Task instructions -
What is needed is an exact copy of all the records, written out in full.

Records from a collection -
•••••

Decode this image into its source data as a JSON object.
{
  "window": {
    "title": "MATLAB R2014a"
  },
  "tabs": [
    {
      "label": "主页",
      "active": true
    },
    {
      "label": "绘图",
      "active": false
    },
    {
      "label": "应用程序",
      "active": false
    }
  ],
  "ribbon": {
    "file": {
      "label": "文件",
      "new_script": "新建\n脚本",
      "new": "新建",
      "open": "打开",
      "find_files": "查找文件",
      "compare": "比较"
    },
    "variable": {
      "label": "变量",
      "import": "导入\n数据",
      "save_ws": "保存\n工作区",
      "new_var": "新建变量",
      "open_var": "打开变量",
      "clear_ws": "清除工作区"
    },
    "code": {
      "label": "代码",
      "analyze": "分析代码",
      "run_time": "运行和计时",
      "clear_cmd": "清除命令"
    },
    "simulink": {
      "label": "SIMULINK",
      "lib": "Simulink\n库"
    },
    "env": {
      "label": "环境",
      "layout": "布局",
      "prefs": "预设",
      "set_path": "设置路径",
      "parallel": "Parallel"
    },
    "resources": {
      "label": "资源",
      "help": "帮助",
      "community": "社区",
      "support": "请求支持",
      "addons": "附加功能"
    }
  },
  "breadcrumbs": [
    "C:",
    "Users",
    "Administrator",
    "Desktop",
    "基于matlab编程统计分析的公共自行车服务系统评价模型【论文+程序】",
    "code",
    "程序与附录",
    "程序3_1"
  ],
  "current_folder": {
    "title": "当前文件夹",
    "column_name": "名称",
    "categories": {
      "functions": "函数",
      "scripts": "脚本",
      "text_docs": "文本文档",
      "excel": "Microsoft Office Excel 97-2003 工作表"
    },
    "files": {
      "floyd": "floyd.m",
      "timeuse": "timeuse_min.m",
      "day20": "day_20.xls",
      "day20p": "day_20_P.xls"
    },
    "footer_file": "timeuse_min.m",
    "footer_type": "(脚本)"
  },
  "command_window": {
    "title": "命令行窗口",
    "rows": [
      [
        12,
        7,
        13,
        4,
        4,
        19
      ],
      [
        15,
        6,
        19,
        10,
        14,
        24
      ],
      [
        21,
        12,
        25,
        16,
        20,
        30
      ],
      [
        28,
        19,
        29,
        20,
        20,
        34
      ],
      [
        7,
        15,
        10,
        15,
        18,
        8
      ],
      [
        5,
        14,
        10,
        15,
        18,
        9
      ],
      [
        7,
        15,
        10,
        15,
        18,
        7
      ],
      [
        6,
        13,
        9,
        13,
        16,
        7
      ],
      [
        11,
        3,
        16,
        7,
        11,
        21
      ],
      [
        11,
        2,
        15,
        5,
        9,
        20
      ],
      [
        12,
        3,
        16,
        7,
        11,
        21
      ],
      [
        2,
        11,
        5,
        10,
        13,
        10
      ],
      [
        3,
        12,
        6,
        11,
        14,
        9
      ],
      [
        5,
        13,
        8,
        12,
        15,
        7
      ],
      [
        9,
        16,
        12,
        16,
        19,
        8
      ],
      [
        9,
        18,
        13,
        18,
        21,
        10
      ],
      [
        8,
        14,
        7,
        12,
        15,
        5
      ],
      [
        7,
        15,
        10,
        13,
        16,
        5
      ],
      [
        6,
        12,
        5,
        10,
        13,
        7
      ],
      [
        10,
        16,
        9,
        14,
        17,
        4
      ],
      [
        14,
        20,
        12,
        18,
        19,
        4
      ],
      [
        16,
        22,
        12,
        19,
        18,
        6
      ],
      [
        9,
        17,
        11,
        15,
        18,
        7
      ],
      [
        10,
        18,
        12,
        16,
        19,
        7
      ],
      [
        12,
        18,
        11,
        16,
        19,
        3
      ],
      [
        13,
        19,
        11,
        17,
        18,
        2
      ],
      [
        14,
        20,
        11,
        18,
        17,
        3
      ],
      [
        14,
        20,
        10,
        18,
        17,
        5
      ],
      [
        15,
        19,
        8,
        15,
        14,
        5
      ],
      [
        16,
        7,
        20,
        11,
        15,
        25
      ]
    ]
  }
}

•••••

Exercise response -
Decode this image into its source data as a JSON object.
{
  "window": {
    "title": "MATLAB R2014a"
  },
  "tabs": [
    {
      "label": "主页",
      "active": true
    },
    {
      "label": "绘图",
      "active": false
    },
    {
      "label": "应用程序",
      "active": false
    }
  ],
  "ribbon": {
    "file": {
      "label": "文件",
      "new_script": "新建\n脚本",
      "new": "新建",
      "open": "打开",
      "find_files": "查找文件",
      "compare": "比较"
    },
    "variable": {
      "label": "变量",
      "import": "导入\n数据",
      "save_ws": "保存\n工作区",
      "new_var": "新建变量",
      "open_var": "打开变量",
      "clear_ws": "清除工作区"
    },
    "code": {
      "label": "代码",
      "analyze": "分析代码",
      "run_time": "运行和计时",
      "clear_cmd": "清除命令"
    },
    "simulink": {
      "label": "SIMULINK",
      "lib": "Simulink\n库"
    },
    "env": {
      "label": "环境",
      "layout": "布局",
      "prefs": "预设",
      "set_path": "设置路径",
      "parallel": "Parallel"
    },
    "resources": {
      "label": "资源",
      "help": "帮助",
      "community": "社区",
      "support": "请求支持",
      "addons": "附加功能"
    }
  },
  "breadcrumbs": [
    "C:",
    "Users",
    "Administrator",
    "Desktop",
    "基于matlab编程统计分析的公共自行车服务系统评价模型【论文+程序】",
    "code",
    "程序与附录",
    "程序3_1"
  ],
  "current_folder": {
    "title": "当前文件夹",
    "column_name": "名称",
    "categories": {
      "functions": "函数",
      "scripts": "脚本",
      "text_docs": "文本文档",
      "excel": "Microsoft Office Excel 97-2003 工作表"
    },
    "files": {
      "floyd": "floyd.m",
      "timeuse": "timeuse_min.m",
      "day20": "day_20.xls",
      "day20p": "day_20_P.xls"
    },
    "footer_file": "timeuse_min.m",
    "footer_type": "(脚本)"
  },
  "command_window": {
    "title": "命令行窗口",
    "rows": [
      [
        12,
        7,
        13,
        4,
        4,
        19
      ],
      [
        15,
        6,
        19,
        10,
        14,
        24
      ],
      [
        21,
        12,
        25,
        16,
        20,
        30
      ],
      [
        28,
        19,
        29,
        20,
        20,
        34
      ],
      [
        7,
        15,
        10,
        15,
        18,
        8
      ],
      [
        5,
        14,
        10,
        15,
        18,
        9
      ],
      [
        7,
        15,
        10,
        15,
        18,
        7
      ],
      [
        6,
        13,
        9,
        13,
        16,
        7
      ],
      [
        11,
        3,
        16,
        7,
        11,
        21
      ],
      [
        11,
        2,
        15,
        5,
        9,
        20
      ],
      [
        12,
        3,
        16,
        7,
        11,
        21
      ],
      [
        2,
        11,
        5,
        10,
        13,
        10
      ],
      [
        3,
        12,
        6,
        11,
        14,
        9
      ],
      [
        5,
        13,
        8,
        12,
        15,
        7
      ],
      [
        9,
        16,
        12,
        16,
        19,
        8
      ],
      [
        9,
        18,
        13,
        18,
        21,
        10
      ],
      [
        8,
        14,
        7,
        12,
        15,
        5
      ],
      [
        7,
        15,
        10,
        13,
        16,
        5
      ],
      [
        6,
        12,
        5,
        10,
        13,
        7
      ],
      [
        10,
        16,
        9,
        14,
        17,
        4
      ],
      [
        14,
        20,
        12,
        18,
        19,
        4
      ],
      [
        16,
        22,
        12,
        19,
        18,
        6
      ],
      [
        9,
        17,
        11,
        15,
        18,
        7
      ],
      [
        10,
        18,
        12,
        16,
        19,
        7
      ],
      [
        12,
        18,
        11,
        16,
        19,
        3
      ],
      [
        13,
        19,
        11,
        17,
        18,
        2
      ],
      [
        14,
        20,
        11,
        18,
        17,
        3
      ],
      [
        14,
        20,
        10,
        18,
        17,
        5
      ],
      [
        15,
        19,
        8,
        15,
        14,
        5
      ],
      [
        16,
        7,
        20,
        11,
        15,
        25
      ]
    ]
  }
}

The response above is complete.